[TASK DATA]
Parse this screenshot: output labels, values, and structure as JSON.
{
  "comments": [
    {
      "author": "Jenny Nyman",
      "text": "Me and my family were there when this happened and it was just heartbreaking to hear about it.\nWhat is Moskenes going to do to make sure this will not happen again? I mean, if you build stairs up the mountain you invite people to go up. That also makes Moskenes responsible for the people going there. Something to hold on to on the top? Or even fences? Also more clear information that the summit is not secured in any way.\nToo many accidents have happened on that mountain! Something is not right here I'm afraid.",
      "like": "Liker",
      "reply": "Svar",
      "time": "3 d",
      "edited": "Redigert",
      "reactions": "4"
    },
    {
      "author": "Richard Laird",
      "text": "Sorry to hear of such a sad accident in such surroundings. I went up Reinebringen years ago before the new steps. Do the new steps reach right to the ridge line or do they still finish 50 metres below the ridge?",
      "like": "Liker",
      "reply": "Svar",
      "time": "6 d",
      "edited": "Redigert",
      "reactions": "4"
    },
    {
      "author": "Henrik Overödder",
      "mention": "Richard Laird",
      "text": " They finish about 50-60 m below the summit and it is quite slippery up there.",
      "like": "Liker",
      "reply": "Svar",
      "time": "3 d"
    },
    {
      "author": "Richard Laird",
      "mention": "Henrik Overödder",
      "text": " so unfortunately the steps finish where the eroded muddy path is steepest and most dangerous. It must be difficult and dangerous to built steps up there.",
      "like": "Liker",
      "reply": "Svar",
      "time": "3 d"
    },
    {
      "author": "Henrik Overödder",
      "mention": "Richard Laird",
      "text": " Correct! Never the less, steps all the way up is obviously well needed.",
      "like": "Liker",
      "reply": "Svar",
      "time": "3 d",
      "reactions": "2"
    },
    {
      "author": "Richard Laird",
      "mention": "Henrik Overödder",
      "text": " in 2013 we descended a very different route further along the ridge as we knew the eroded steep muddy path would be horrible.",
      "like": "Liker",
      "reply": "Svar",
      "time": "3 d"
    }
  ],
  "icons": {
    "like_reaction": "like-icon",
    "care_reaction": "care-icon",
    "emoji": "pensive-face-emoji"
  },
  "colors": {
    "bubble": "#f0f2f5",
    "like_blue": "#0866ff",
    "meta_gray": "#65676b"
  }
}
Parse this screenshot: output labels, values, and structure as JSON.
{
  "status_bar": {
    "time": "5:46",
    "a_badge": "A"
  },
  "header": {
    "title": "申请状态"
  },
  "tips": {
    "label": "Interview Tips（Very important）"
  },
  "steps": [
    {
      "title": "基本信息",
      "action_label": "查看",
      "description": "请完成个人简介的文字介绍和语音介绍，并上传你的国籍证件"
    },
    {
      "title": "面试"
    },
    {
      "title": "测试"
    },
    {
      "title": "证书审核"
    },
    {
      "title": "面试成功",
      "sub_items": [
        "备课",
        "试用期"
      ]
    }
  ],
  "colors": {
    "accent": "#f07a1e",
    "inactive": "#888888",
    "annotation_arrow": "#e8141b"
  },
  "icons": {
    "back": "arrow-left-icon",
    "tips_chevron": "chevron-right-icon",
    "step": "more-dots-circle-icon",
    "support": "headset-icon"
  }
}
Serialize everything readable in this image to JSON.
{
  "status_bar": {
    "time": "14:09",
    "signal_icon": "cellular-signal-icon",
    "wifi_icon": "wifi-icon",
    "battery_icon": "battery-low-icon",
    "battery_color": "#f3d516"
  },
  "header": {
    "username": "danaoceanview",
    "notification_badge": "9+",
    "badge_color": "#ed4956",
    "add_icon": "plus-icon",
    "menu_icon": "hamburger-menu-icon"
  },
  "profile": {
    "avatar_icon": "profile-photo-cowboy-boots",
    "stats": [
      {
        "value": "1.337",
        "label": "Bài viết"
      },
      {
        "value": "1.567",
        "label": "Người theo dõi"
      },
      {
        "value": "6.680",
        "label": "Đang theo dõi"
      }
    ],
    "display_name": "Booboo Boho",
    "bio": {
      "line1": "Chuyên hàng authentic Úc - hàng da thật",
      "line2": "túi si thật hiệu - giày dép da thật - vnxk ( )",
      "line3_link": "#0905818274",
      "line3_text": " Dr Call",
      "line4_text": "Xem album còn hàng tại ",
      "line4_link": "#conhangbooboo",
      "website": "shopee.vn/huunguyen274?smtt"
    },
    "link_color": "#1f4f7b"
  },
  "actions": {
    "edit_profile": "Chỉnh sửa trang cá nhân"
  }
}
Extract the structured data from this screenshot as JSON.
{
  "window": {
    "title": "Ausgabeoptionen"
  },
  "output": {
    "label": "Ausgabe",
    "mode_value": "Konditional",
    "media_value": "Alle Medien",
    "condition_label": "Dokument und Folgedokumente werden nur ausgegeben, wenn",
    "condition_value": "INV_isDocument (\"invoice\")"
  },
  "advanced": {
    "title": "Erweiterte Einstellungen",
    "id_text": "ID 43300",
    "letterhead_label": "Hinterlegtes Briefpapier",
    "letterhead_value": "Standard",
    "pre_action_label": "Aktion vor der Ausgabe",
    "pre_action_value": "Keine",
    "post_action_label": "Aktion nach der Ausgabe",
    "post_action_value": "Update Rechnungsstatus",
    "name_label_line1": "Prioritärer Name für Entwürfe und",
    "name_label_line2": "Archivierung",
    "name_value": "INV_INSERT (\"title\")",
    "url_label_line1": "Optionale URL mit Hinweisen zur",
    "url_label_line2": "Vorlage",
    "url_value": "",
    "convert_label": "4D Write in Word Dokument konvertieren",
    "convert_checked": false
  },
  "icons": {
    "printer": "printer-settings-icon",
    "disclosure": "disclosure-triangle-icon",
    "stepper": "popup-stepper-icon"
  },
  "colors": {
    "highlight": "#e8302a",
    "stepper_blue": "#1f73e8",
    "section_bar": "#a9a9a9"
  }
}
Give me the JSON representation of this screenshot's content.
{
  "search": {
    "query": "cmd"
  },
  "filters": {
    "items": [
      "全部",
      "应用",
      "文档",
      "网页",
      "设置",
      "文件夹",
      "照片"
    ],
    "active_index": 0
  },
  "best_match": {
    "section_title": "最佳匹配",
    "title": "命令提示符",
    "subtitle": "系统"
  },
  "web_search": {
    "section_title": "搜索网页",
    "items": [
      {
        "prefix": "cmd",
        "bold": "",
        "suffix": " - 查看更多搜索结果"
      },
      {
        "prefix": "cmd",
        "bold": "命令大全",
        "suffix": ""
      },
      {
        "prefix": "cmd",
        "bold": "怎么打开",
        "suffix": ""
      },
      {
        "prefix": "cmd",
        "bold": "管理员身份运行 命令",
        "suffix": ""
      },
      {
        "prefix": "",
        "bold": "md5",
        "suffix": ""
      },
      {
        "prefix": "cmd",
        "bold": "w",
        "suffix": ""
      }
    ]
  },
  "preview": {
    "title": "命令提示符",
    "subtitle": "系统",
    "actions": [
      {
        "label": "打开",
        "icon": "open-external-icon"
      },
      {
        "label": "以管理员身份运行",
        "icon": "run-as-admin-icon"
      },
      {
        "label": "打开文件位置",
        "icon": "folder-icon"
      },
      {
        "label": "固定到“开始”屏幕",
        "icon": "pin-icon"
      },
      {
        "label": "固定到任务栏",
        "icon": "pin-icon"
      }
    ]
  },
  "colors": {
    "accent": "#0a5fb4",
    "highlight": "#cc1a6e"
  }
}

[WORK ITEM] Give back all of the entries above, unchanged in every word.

[EXERCISE ANSWER]
Parse this screenshot: output labels, values, and structure as JSON.
{
  "comments": [
    {
      "author": "Jenny Nyman",
      "text": "Me and my family were there when this happened and it was just heartbreaking to hear about it.\nWhat is Moskenes going to do to make sure this will not happen again? I mean, if you build stairs up the mountain you invite people to go up. That also makes Moskenes responsible for the people going there. Something to hold on to on the top? Or even fences? Also more clear information that the summit is not secured in any way.\nToo many accidents have happened on that mountain! Something is not right here I'm afraid.",
      "like": "Liker",
      "reply": "Svar",
      "time": "3 d",
      "edited": "Redigert",
      "reactions": "4"
    },
    {
      "author": "Richard Laird",
      "text": "Sorry to hear of such a sad accident in such surroundings. I went up Reinebringen years ago before the new steps. Do the new steps reach right to the ridge line or do they still finish 50 metres below the ridge?",
      "like": "Liker",
      "reply": "Svar",
      "time": "6 d",
      "edited": "Redigert",
      "reactions": "4"
    },
    {
      "author": "Henrik Overödder",
      "mention": "Richard Laird",
      "text": " They finish about 50-60 m below the summit and it is quite slippery up there.",
      "like": "Liker",
      "reply": "Svar",
      "time": "3 d"
    },
    {
      "author": "Richard Laird",
      "mention": "Henrik Overödder",
      "text": " so unfortunately the steps finish where the eroded muddy path is steepest and most dangerous. It must be difficult and dangerous to built steps up there.",
      "like": "Liker",
      "reply": "Svar",
      "time": "3 d"
    },
    {
      "author": "Henrik Overödder",
      "mention": "Richard Laird",
      "text": " Correct! Never the less, steps all the way up is obviously well needed.",
      "like": "Liker",
      "reply": "Svar",
      "time": "3 d",
      "reactions": "2"
    },
    {
      "author": "Richard Laird",
      "mention": "Henrik Overödder",
      "text": " in 2013 we descended a very different route further along the ridge as we knew the eroded steep muddy path would be horrible.",
      "like": "Liker",
      "reply": "Svar",
      "time": "3 d"
    }
  ],
  "icons": {
    "like_reaction": "like-icon",
    "care_reaction": "care-icon",
    "emoji": "pensive-face-emoji"
  },
  "colors": {
    "bubble": "#f0f2f5",
    "like_blue": "#0866ff",
    "meta_gray": "#65676b"
  }
}
Parse this screenshot: output labels, values, and structure as JSON.
{
  "status_bar": {
    "time": "5:46",
    "a_badge": "A"
  },
  "header": {
    "title": "申请状态"
  },
  "tips": {
    "label": "Interview Tips（Very important）"
  },
  "steps": [
    {
      "title": "基本信息",
      "action_label": "查看",
      "description": "请完成个人简介的文字介绍和语音介绍，并上传你的国籍证件"
    },
    {
      "title": "面试"
    },
    {
      "title": "测试"
    },
    {
      "title": "证书审核"
    },
    {
      "title": "面试成功",
      "sub_items": [
        "备课",
        "试用期"
      ]
    }
  ],
  "colors": {
    "accent": "#f07a1e",
    "inactive": "#888888",
    "annotation_arrow": "#e8141b"
  },
  "icons": {
    "back": "arrow-left-icon",
    "tips_chevron": "chevron-right-icon",
    "step": "more-dots-circle-icon",
    "support": "headset-icon"
  }
}
Serialize everything readable in this image to JSON.
{
  "status_bar": {
    "time": "14:09",
    "signal_icon": "cellular-signal-icon",
    "wifi_icon": "wifi-icon",
    "battery_icon": "battery-low-icon",
    "battery_color": "#f3d516"
  },
  "header": {
    "username": "danaoceanview",
    "notification_badge": "9+",
    "badge_color": "#ed4956",
    "add_icon": "plus-icon",
    "menu_icon": "hamburger-menu-icon"
  },
  "profile": {
    "avatar_icon": "profile-photo-cowboy-boots",
    "stats": [
      {
        "value": "1.337",
        "label": "Bài viết"
      },
      {
        "value": "1.567",
        "label": "Người theo dõi"
      },
      {
        "value": "6.680",
        "label": "Đang theo dõi"
      }
    ],
    "display_name": "Booboo Boho",
    "bio": {
      "line1": "Chuyên hàng authentic Úc - hàng da thật",
      "line2": "túi si thật hiệu - giày dép da thật - vnxk ( )",
      "line3_link": "#0905818274",
      "line3_text": " Dr Call",
      "line4_text": "Xem album còn hàng tại ",
      "line4_link": "#conhangbooboo",
      "website": "shopee.vn/huunguyen274?smtt"
    },
    "link_color": "#1f4f7b"
  },
  "actions": {
    "edit_profile": "Chỉnh sửa trang cá nhân"
  }
}
Extract the structured data from this screenshot as JSON.
{
  "window": {
    "title": "Ausgabeoptionen"
  },
  "output": {
    "label": "Ausgabe",
    "mode_value": "Konditional",
    "media_value": "Alle Medien",
    "condition_label": "Dokument und Folgedokumente werden nur ausgegeben, wenn",
    "condition_value": "INV_isDocument (\"invoice\")"
  },
  "advanced": {
    "title": "Erweiterte Einstellungen",
    "id_text": "ID 43300",
    "letterhead_label": "Hinterlegtes Briefpapier",
    "letterhead_value": "Standard",
    "pre_action_label": "Aktion vor der Ausgabe",
    "pre_action_value": "Keine",
    "post_action_label": "Aktion nach der Ausgabe",
    "post_action_value": "Update Rechnungsstatus",
    "name_label_line1": "Prioritärer Name für Entwürfe und",
    "name_label_line2": "Archivierung",
    "name_value": "INV_INSERT (\"title\")",
    "url_label_line1": "Optionale URL mit Hinweisen zur",
    "url_label_line2": "Vorlage",
    "url_value": "",
    "convert_label": "4D Write in Word Dokument konvertieren",
    "convert_checked": false
  },
  "icons": {
    "printer": "printer-settings-icon",
    "disclosure": "disclosure-triangle-icon",
    "stepper": "popup-stepper-icon"
  },
  "colors": {
    "highlight": "#e8302a",
    "stepper_blue": "#1f73e8",
    "section_bar": "#a9a9a9"
  }
}
Give me the JSON representation of this screenshot's content.
{
  "search": {
    "query": "cmd"
  },
  "filters": {
    "items": [
      "全部",
      "应用",
      "文档",
      "网页",
      "设置",
      "文件夹",
      "照片"
    ],
    "active_index": 0
  },
  "best_match": {
    "section_title": "最佳匹配",
    "title": "命令提示符",
    "subtitle": "系统"
  },
  "web_search": {
    "section_title": "搜索网页",
    "items": [
      {
        "prefix": "cmd",
        "bold": "",
        "suffix": " - 查看更多搜索结果"
      },
      {
        "prefix": "cmd",
        "bold": "命令大全",
        "suffix": ""
      },
      {
        "prefix": "cmd",
        "bold": "怎么打开",
        "suffix": ""
      },
      {
        "prefix": "cmd",
        "bold": "管理员身份运行 命令",
        "suffix": ""
      },
      {
        "prefix": "",
        "bold": "md5",
        "suffix": ""
      },
      {
        "prefix": "cmd",
        "bold": "w",
        "suffix": ""
      }
    ]
  },
  "preview": {
    "title": "命令提示符",
    "subtitle": "系统",
    "actions": [
      {
        "label": "打开",
        "icon": "open-external-icon"
      },
      {
        "label": "以管理员身份运行",
        "icon": "run-as-admin-icon"
      },
      {
        "label": "打开文件位置",
        "icon": "folder-icon"
      },
      {
        "label": "固定到“开始”屏幕",
        "icon": "pin-icon"
      },
      {
        "label": "固定到任务栏",
        "icon": "pin-icon"
      }
    ]
  },
  "colors": {
    "accent": "#0a5fb4",
    "highlight": "#cc1a6e"
  }
}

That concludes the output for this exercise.